Malaysia has mostly focused on economic development and hence its military spending has largely remained flat. Most plans for force modernisation have been repeatedly delayed or cancelled due to economic cuts in the past, but a positive turn can be seen in the defence budgets passed by the parliament in the past few years with a significant jump of 8.4% annual growth in 2023.
Akash Pratim Debbarma, aerospace and defence analyst at GlobalData, commented: “Malaysia is aware of the technological gap in its navy and air force inventory to maintain control over its territories. To deal with this gap, Malaysia will need more warships and, perhaps, even ground-launched anti-ship cruise missiles to create a credible deterrence in the region. However, the country’s biggest acquisition program to purchase six units of Boustead Naval Shipyard’s second-generation patrol vessel – littoral combat ships and four littoral mission ships is expected to give a boost to its maritime capabilities.”
Other major ongoing procurements of Turkish Anka UAVs and AW139 helicopters to cover the retirement of the Nuri helicopters will satisfy Malaysia’s needs to boost its air force capabilities and secure its border territories.
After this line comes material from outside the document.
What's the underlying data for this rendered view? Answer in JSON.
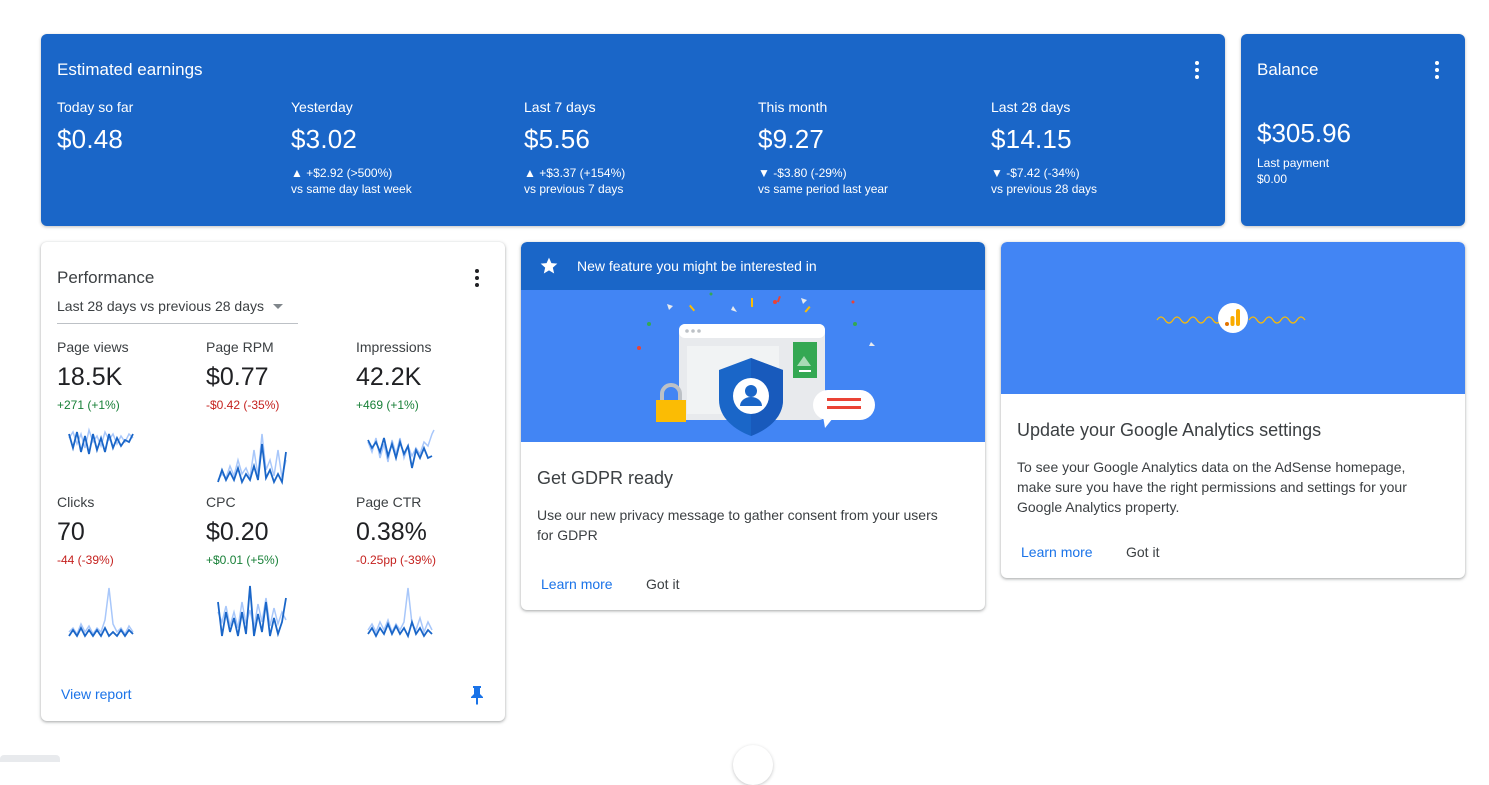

Debbarma concluded: “With the Southeast Asian countries increasing their defence budget to deal with the territorial disputes in the South China Sea, Malaysia’s 2022 and 2023 budget shows the country’s desire to fulfil its transformational goals while meeting its security requirements. Malaysia’s defence budget is expected to reach $5.2bn in 2027 scaling up many planned and anticipated programmes.”